●        When legislators are elected on the ticket of one political party –

○        Voluntarily give up membership of that party or

○        Vote in the legislature against the party’s wishes.

●        When an independent MP/MLA  joins a party later.

●        A nominated legislator can join a political party within six months of being appointed to the House and not after such time.

●        The Presiding Officers of the Legislature – Speaker, Chairman.

●        However, the law does not provide a time frame within which the presiding officer has to decide a defection case

●        The SC held that, Ideally, the Speakers/Chairman should take a decision on a defection petition within 3 months.

●        Legislators can challenge the decisions before the higher judiciary.

 

The working of the 10th Schedule:

  • Innumerable instances of governments being “toppled” mid-term.
  • Power-politics and intra-party dissent.
  • Mass resignations (instead of defections) to force a fresh election.
  • Partisan actions by State Governors with respect to swearing-in ceremonies and the timing of floor tests.
  • Partisan actions by Speakers – refusing to decide disqualification petitions/acting in undue haste.
  • In effect, the 10th Schedule has been reduced to a nullity, governments that do not have clear majorities are vulnerable.

 

The challenging task before the court:
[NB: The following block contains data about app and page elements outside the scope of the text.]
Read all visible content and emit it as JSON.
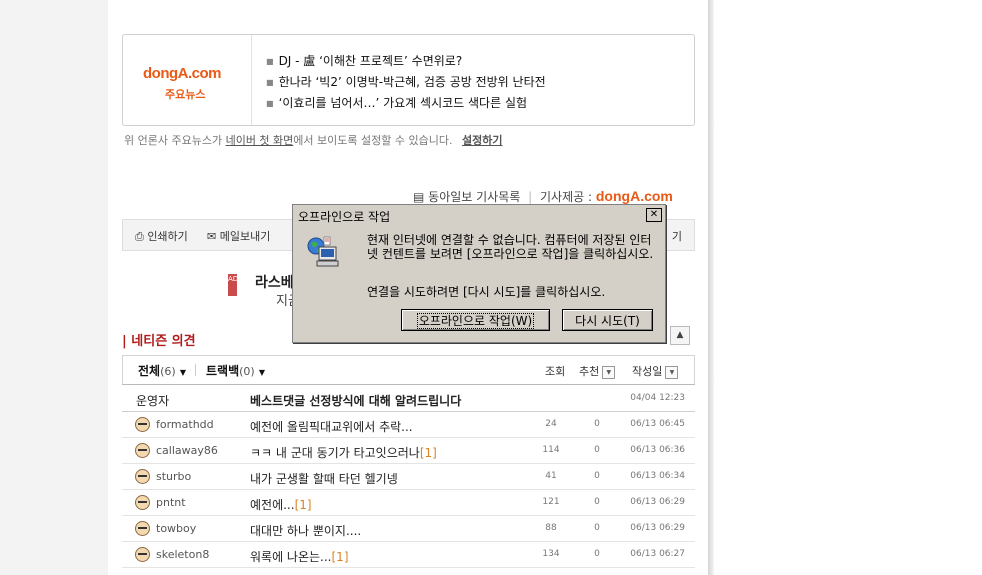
{
  "news_box": {
    "logo": "dongA.com",
    "logo_sub": "주요뉴스",
    "headlines": [
      "DJ - 盧 ‘이해찬 프로젝트’ 수면위로?",
      "한나라 ‘빅2’ 이명박-박근혜, 검증 공방 전방위 난타전",
      "‘이효리를 넘어서…’ 가요계 섹시코드 색다른 실험"
    ],
    "notice_pre": "위 언론사 주요뉴스가",
    "notice_link": "네이버 첫 화면",
    "notice_post": "에서 보이도록 설정할 수 있습니다.",
    "notice_action": "설정하기"
  },
  "article_bar": {
    "list_label": "동아일보 기사목록",
    "provider_label": "기사제공 :",
    "provider_logo": "dongA.com"
  },
  "toolbar": {
    "print": "인쇄하기",
    "mail": "메일보내기",
    "right_partial": "기"
  },
  "ad": {
    "badge": "AD",
    "title": "라스베",
    "sub": "지금"
  },
  "comments": {
    "section_title": "네티즌 의견",
    "up_icon": "▲",
    "tab_all_label": "전체",
    "tab_all_count": "(6)",
    "tab_all_arrow": "▼",
    "tab_trackback_label": "트랙백",
    "tab_trackback_count": "(0)",
    "tab_trackback_arrow": "▼",
    "col_views": "조회",
    "col_recommend": "추천",
    "col_date": "작성일",
    "sort_arrow": "▼",
    "operator": {
      "user": "운영자",
      "title": "베스트댓글 선정방식에 대해 알려드립니다",
      "date": "04/04 12:23"
    },
    "rows": [
      {
        "user": "formathdd",
        "title": "예전에 올림픽대교위에서 추락...",
        "count": "",
        "views": "24",
        "recs": "0",
        "date": "06/13 06:45"
      },
      {
        "user": "callaway86",
        "title": "ㅋㅋ 내 군대 동기가 타고잇으러나",
        "count": "[1]",
        "views": "114",
        "recs": "0",
        "date": "06/13 06:36"
      },
      {
        "user": "sturbo",
        "title": "내가 군생활 할때 타던 헬기넹",
        "count": "",
        "views": "41",
        "recs": "0",
        "date": "06/13 06:34"
      },
      {
        "user": "pntnt",
        "title": "예전에...",
        "count": "[1]",
        "views": "121",
        "recs": "0",
        "date": "06/13 06:29"
      },
      {
        "user": "towboy",
        "title": "대대만 하나 뿐이지....",
        "count": "",
        "views": "88",
        "recs": "0",
        "date": "06/13 06:29"
      },
      {
        "user": "skeleton8",
        "title": "워록에 나온는...",
        "count": "[1]",
        "views": "134",
        "recs": "0",
        "date": "06/13 06:27"
      }
    ]
  },
  "dialog": {
    "title": "오프라인으로 작업",
    "close": "✕",
    "message1": "현재 인터넷에 연결할 수 없습니다. 컴퓨터에 저장된 인터넷 컨텐트를 보려면 [오프라인으로 작업]을 클릭하십시오.",
    "message2": "연결을 시도하려면 [다시 시도]를 클릭하십시오.",
    "btn_offline": "오프라인으로 작업(W)",
    "btn_retry": "다시 시도(T)"
  }
}
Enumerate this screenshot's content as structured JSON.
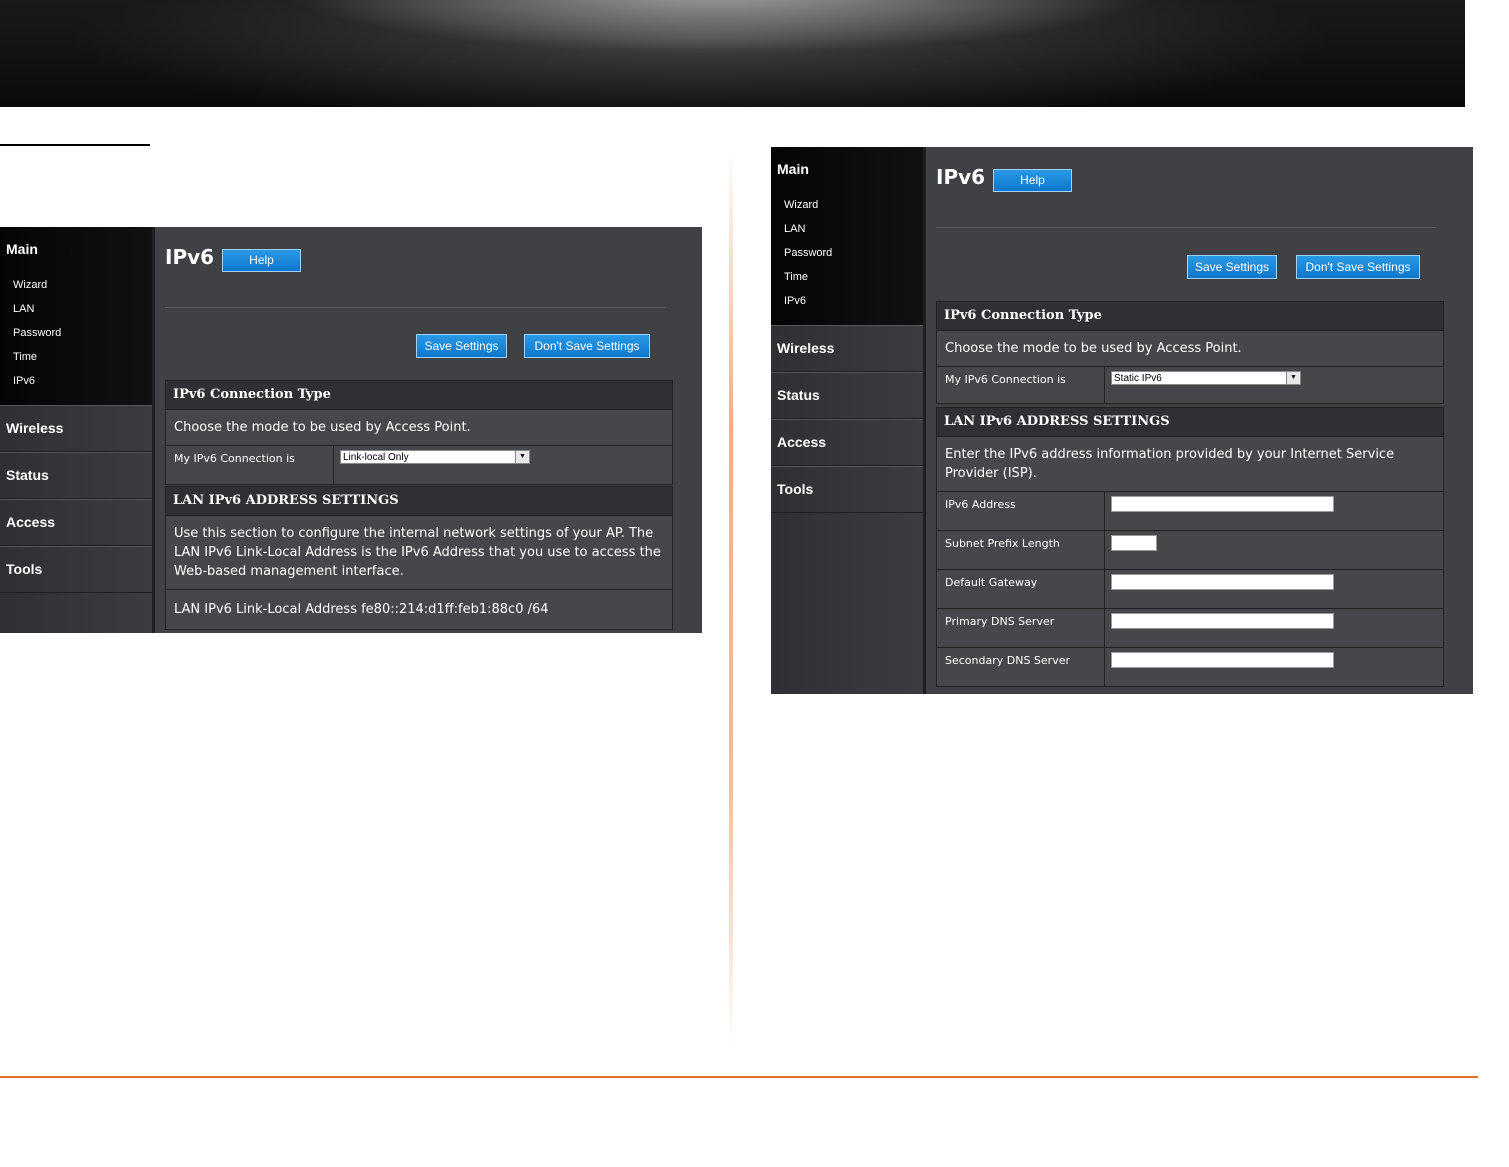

  • Has to adjudicate the actions of a number of constitutional functionaries: Governors, Speakers, legislative party leaders, and elected representatives.
  • It does not have the liberty of presuming dishonesty.
  • It must maintain an institutional arm’s-length from the political actors and adjudicate according to legalities.

 

SC’s judgments on defection:

  • In the Kihoto Hollohan case (1992), the SC upheld the sweeping discretion available to the Speaker in deciding cases of disqualification of MLAs.
  • In the Nabam Rebia judgment (2016), the SC held that the Speaker cannot decide on a disqualification petition while a notice under Article 179(c) for the Speaker’s removal is pending.
  • In the Keisham Meghachandra case (2020),

Finish_Proceedings 

 

Conclusion

The politicians are cunning enough to find loopholes in the 10th Schedule as well as the SC judgments. Therefore, the SC should not leave any stone unturned this time.

 

Insta Links:

Anti-defection law

 

Mains Links:

The role of individual MPs (Members of Parliament) has diminished over the years and as a result, healthy constructive debates on policy issues are not usually witnessed. How far can this be attributed to the anti-defection law, which was legislated but with a different intention? (UPSC 2013)

 

Prelims Links: (UPSC 2014)

Which one of the following Schedules of the Constitution of India contains provisions regarding anti-defection?

  1. Second Schedule
  2. Fifth Schedule
  3. Eighth Schedule
  4. Tenth Schedule

 

Ans: 4